More Now Disagree with Tea Party - Even in Tea Party Districts
GOP Popularity also Declines even in Tea Party Districts
Since the 2010 midterm elections, the Tea Party has not only lost support nationwide, but also in the congressional districts represented by members of the House Tea Party Caucus. And this year, the image of the Republican Party has declined even more sharply in these GOP-controlled districts than across the country at large.
In the latest Pew Research Center survey, conducted Nov. 9-14, more Americans say they disagree (27%) than agree (20%) with the Tea Party movement. A year ago, in the wake of the sweeping GOP gains in the midterm elections, the balance of opinion was just the opposite: 27% agreed and 22% disagreed with the Tea Party. At both points, more than half offered no opinion.
Throughout the 2010 election cycle, agreement with the Tea Party far outweighed disagreement in the 60 House districts represented by members of the Congressional Tea Party Caucus. But as is the case nationwide, support has decreased significantly over the past year; now about as many people living in Tea Party districts disagree (23%) as agree (25%) with the Tea Party.
GOP Loses Favorability Advantage in Tea Party Districts

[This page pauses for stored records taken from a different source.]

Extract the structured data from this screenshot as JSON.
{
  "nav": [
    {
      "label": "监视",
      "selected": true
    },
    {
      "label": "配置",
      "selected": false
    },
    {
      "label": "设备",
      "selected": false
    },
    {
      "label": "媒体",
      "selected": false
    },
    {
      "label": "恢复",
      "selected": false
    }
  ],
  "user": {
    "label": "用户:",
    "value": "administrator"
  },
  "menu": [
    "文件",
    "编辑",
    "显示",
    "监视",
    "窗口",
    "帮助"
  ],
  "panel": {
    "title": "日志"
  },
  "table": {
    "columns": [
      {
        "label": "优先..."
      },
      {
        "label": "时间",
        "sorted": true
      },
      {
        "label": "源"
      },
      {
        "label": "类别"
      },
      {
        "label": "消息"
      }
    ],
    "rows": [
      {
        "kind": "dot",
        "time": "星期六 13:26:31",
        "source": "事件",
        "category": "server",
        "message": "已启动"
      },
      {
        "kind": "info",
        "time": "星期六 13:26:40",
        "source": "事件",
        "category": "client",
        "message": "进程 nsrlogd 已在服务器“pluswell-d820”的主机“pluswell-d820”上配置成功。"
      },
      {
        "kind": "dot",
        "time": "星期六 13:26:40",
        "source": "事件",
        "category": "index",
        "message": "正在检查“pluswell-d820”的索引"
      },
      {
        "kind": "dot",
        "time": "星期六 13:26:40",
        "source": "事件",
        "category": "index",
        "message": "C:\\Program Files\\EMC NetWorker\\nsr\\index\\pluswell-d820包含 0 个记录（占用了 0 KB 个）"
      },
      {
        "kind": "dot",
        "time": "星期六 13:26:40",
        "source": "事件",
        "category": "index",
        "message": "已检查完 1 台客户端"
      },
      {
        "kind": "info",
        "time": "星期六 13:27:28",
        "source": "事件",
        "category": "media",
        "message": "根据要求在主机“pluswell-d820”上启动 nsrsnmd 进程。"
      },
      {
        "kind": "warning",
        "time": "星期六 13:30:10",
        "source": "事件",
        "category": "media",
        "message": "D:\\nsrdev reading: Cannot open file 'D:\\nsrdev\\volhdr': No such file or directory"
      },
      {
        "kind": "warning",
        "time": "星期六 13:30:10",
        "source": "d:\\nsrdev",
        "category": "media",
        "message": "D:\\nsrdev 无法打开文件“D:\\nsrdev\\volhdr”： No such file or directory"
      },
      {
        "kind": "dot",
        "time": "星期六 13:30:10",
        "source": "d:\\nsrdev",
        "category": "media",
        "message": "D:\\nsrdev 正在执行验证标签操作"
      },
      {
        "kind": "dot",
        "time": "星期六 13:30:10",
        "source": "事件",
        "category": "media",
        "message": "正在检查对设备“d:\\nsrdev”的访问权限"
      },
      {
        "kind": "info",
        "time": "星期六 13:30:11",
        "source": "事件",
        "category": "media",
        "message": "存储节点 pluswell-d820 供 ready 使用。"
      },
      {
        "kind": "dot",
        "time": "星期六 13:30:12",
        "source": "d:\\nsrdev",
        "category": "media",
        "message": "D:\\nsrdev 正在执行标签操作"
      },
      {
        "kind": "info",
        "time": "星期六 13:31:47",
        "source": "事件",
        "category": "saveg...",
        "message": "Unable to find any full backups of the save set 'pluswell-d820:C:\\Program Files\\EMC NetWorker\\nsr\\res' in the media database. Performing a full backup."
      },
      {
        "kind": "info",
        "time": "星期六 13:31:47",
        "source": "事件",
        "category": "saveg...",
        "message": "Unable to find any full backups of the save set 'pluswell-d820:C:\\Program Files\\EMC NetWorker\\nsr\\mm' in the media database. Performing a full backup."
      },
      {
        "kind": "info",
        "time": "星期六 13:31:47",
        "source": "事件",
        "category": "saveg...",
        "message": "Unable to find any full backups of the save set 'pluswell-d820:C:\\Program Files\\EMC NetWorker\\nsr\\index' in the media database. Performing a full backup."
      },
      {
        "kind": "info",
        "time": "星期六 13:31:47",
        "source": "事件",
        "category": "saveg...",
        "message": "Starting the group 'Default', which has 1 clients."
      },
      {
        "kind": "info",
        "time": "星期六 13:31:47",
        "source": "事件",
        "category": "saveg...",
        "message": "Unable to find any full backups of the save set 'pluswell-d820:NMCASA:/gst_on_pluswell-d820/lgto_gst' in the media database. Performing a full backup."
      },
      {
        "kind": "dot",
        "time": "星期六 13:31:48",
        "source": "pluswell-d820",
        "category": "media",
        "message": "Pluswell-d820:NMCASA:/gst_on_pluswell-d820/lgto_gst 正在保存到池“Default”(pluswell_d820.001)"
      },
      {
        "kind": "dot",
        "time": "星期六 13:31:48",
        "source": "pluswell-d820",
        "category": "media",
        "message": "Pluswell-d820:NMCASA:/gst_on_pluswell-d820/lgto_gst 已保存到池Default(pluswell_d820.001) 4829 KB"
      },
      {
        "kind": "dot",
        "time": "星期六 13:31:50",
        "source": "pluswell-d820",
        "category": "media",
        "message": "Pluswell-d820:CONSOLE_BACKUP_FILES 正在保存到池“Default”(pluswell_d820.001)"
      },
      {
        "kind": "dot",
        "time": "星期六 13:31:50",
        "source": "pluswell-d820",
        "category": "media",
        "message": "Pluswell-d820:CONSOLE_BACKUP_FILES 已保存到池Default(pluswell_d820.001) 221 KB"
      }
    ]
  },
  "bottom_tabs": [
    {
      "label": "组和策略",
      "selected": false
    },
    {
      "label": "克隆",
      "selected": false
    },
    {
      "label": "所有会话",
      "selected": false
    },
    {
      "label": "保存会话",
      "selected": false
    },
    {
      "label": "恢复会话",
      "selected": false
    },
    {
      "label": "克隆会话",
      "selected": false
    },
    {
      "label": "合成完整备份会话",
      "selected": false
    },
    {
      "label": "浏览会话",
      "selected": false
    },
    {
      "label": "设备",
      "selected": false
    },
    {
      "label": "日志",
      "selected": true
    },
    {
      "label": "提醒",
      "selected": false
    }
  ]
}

The Republican Party’s image also has declined substantially among people who live in Tea Party districts. Currently, 41% say they have a favorable opinion of the GOP, while 48% say they have an unfavorable view. As recently as March of this year, GOP favorability was 14 points higher (55%) in these districts, with just 39% offering an unfavorable opinion